(DESCRIPTION OF THE TASK)
Without including any pictures, write out all the entries exactly.

(RECORDS SHOWN)
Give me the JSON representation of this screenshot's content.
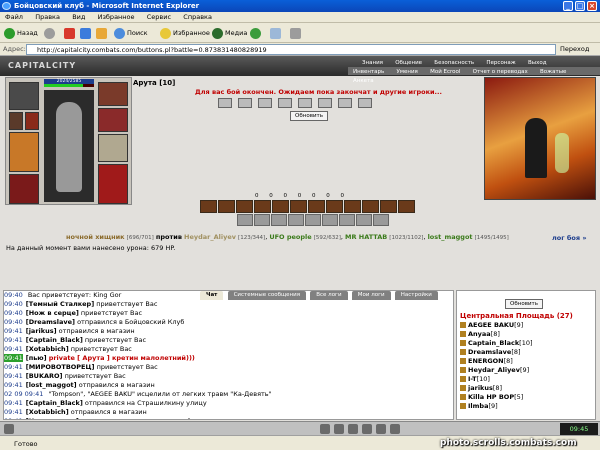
{
  "window": {
    "title": "Бойцовский клуб - Microsoft Internet Explorer"
  },
  "menu": [
    "Файл",
    "Правка",
    "Вид",
    "Избранное",
    "Сервис",
    "Справка"
  ],
  "toolbar": {
    "back": "Назад",
    "search": "Поиск",
    "favorites": "Избранное",
    "media": "Медиа"
  },
  "address": {
    "label": "Адрес:",
    "url": "http://capitalcity.combats.com/buttons.pl?battle=0.873831480828919",
    "go": "Переход"
  },
  "site": {
    "logo": "CAPITALCITY",
    "nav_top": [
      "Знания",
      "Общение",
      "Безопасность",
      "Персонаж",
      "Выход"
    ],
    "nav_sub": [
      "Инвентарь",
      "Умения",
      "Мой Ecrool",
      "Отчет о переводах",
      "Вожатые",
      "Анкета"
    ]
  },
  "character": {
    "name": "Арута [10]",
    "hp_text": "2024/2585",
    "hp_fraction": 0.78,
    "level_tag": "A 7627"
  },
  "battle": {
    "message": "Для вас бой окончен. Ожидаем пока закончат и другие игроки...",
    "refresh_label": "Обновить",
    "counts": [
      "0",
      "0",
      "0",
      "0",
      "0",
      "0",
      "0"
    ],
    "versus_word": "против",
    "owner_name": "ночной хищник",
    "owner_hp": "[696/701]",
    "opponents": [
      {
        "name": "Heydar_Aliyev",
        "hp": "[123/344]"
      },
      {
        "name": "UFO people",
        "hp": "[592/632]"
      },
      {
        "name": "MR HATTAB",
        "hp": "[1023/1102]"
      },
      {
        "name": "lost_maggot",
        "hp": "[1495/1495]"
      }
    ],
    "log_link": "лог боя »",
    "damage_text": "На данный момент вами нанесено урона: 679 HP."
  },
  "chat": {
    "tabs": [
      "Чат",
      "Системные сообщения",
      "Все логи",
      "Мои логи",
      "Настройки"
    ],
    "lines": [
      {
        "time": "09:40",
        "who": "",
        "text": "Вас приветствует: King Gor"
      },
      {
        "time": "09:40",
        "who": "[Темный Сталкер]",
        "text": "приветствует Вас"
      },
      {
        "time": "09:40",
        "who": "[Нож в серце]",
        "text": "приветствует Вас"
      },
      {
        "time": "09:40",
        "who": "[Dreamslave]",
        "text": "отправился в Бойцовский Клуб"
      },
      {
        "time": "09:41",
        "who": "[jarikus]",
        "text": "отправился в магазин"
      },
      {
        "time": "09:41",
        "who": "[Captain_Black]",
        "text": "приветствует Вас"
      },
      {
        "time": "09:41",
        "who": "[Xotabbich]",
        "text": "приветствует Вас"
      },
      {
        "time": "09:41",
        "who": "[пью]",
        "text": "private [ Арута ] кретин малолетний)))"
      },
      {
        "time": "09:41",
        "who": "[МИРОВОТВОРЕЦ]",
        "text": "приветствует Вас"
      },
      {
        "time": "09:41",
        "who": "[BUKARO]",
        "text": "приветствует Вас"
      },
      {
        "time": "09:41",
        "who": "[lost_maggot]",
        "text": "отправился в магазин"
      },
      {
        "time": "02 09 09:41",
        "who": "",
        "text": "\"Tompson\", \"AEGEE BAKU\" исцелили от легких травм \"Ка-Девять\""
      },
      {
        "time": "09:41",
        "who": "[Captain_Black]",
        "text": "отправился на Страшилкину улицу"
      },
      {
        "time": "09:41",
        "who": "[Xotabbich]",
        "text": "отправился в магазин"
      },
      {
        "time": "09:41",
        "who": "[Нож в серце]",
        "text": "отправился в парк развлечений"
      }
    ]
  },
  "square": {
    "refresh_label": "Обновить",
    "title": "Центральная Площадь (27)",
    "users": [
      {
        "name": "AEGEE BAKU",
        "level": "[9]"
      },
      {
        "name": "Anyaa",
        "level": "[8]"
      },
      {
        "name": "Captain_Black",
        "level": "[10]"
      },
      {
        "name": "Dreamslave",
        "level": "[8]"
      },
      {
        "name": "ENERGON",
        "level": "[8]"
      },
      {
        "name": "Heydar_Aliyev",
        "level": "[9]"
      },
      {
        "name": "I-T",
        "level": "[10]"
      },
      {
        "name": "jarikus",
        "level": "[8]"
      },
      {
        "name": "Killa HP BOP",
        "level": "[5]"
      },
      {
        "name": "Ilmba",
        "level": "[9]"
      }
    ]
  },
  "clock": "09:45",
  "status": "Готово",
  "watermark": "photo.scrolls.combats.com"
}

(RESPONSE BELOW)
Give me the JSON representation of this screenshot's content.
{
  "window": {
    "title": "Бойцовский клуб - Microsoft Internet Explorer"
  },
  "menu": [
    "Файл",
    "Правка",
    "Вид",
    "Избранное",
    "Сервис",
    "Справка"
  ],
  "toolbar": {
    "back": "Назад",
    "search": "Поиск",
    "favorites": "Избранное",
    "media": "Медиа"
  },
  "address": {
    "label": "Адрес:",
    "url": "http://capitalcity.combats.com/buttons.pl?battle=0.873831480828919",
    "go": "Переход"
  },
  "site": {
    "logo": "CAPITALCITY",
    "nav_top": [
      "Знания",
      "Общение",
      "Безопасность",
      "Персонаж",
      "Выход"
    ],
    "nav_sub": [
      "Инвентарь",
      "Умения",
      "Мой Ecrool",
      "Отчет о переводах",
      "Вожатые",
      "Анкета"
    ]
  },
  "character": {
    "name": "Арута [10]",
    "hp_text": "2024/2585",
    "hp_fraction": 0.78,
    "level_tag": "A 7627"
  },
  "battle": {
    "message": "Для вас бой окончен. Ожидаем пока закончат и другие игроки...",
    "refresh_label": "Обновить",
    "counts": [
      "0",
      "0",
      "0",
      "0",
      "0",
      "0",
      "0"
    ],
    "versus_word": "против",
    "owner_name": "ночной хищник",
    "owner_hp": "[696/701]",
    "opponents": [
      {
        "name": "Heydar_Aliyev",
        "hp": "[123/344]"
      },
      {
        "name": "UFO people",
        "hp": "[592/632]"
      },
      {
        "name": "MR HATTAB",
        "hp": "[1023/1102]"
      },
      {
        "name": "lost_maggot",
        "hp": "[1495/1495]"
      }
    ],
    "log_link": "лог боя »",
    "damage_text": "На данный момент вами нанесено урона: 679 HP."
  },
  "chat": {
    "tabs": [
      "Чат",
      "Системные сообщения",
      "Все логи",
      "Мои логи",
      "Настройки"
    ],
    "lines": [
      {
        "time": "09:40",
        "who": "",
        "text": "Вас приветствует: King Gor"
      },
      {
        "time": "09:40",
        "who": "[Темный Сталкер]",
        "text": "приветствует Вас"
      },
      {
        "time": "09:40",
        "who": "[Нож в серце]",
        "text": "приветствует Вас"
      },
      {
        "time": "09:40",
        "who": "[Dreamslave]",
        "text": "отправился в Бойцовский Клуб"
      },
      {
        "time": "09:41",
        "who": "[jarikus]",
        "text": "отправился в магазин"
      },
      {
        "time": "09:41",
        "who": "[Captain_Black]",
        "text": "приветствует Вас"
      },
      {
        "time": "09:41",
        "who": "[Xotabbich]",
        "text": "приветствует Вас"
      },
      {
        "time": "09:41",
        "who": "[пью]",
        "text": "private [ Арута ] кретин малолетний)))"
      },
      {
        "time": "09:41",
        "who": "[МИРОВОТВОРЕЦ]",
        "text": "приветствует Вас"
      },
      {
        "time": "09:41",
        "who": "[BUKARO]",
        "text": "приветствует Вас"
      },
      {
        "time": "09:41",
        "who": "[lost_maggot]",
        "text": "отправился в магазин"
      },
      {
        "time": "02 09 09:41",
        "who": "",
        "text": "\"Tompson\", \"AEGEE BAKU\" исцелили от легких травм \"Ка-Девять\""
      },
      {
        "time": "09:41",
        "who": "[Captain_Black]",
        "text": "отправился на Страшилкину улицу"
      },
      {
        "time": "09:41",
        "who": "[Xotabbich]",
        "text": "отправился в магазин"
      },
      {
        "time": "09:41",
        "who": "[Нож в серце]",
        "text": "отправился в парк развлечений"
      }
    ]
  },
  "square": {
    "refresh_label": "Обновить",
    "title": "Центральная Площадь (27)",
    "users": [
      {
        "name": "AEGEE BAKU",
        "level": "[9]"
      },
      {
        "name": "Anyaa",
        "level": "[8]"
      },
      {
        "name": "Captain_Black",
        "level": "[10]"
      },
      {
        "name": "Dreamslave",
        "level": "[8]"
      },
      {
        "name": "ENERGON",
        "level": "[8]"
      },
      {
        "name": "Heydar_Aliyev",
        "level": "[9]"
      },
      {
        "name": "I-T",
        "level": "[10]"
      },
      {
        "name": "jarikus",
        "level": "[8]"
      },
      {
        "name": "Killa HP BOP",
        "level": "[5]"
      },
      {
        "name": "Ilmba",
        "level": "[9]"
      }
    ]
  },
  "clock": "09:45",
  "status": "Готово",
  "watermark": "photo.scrolls.combats.com"
}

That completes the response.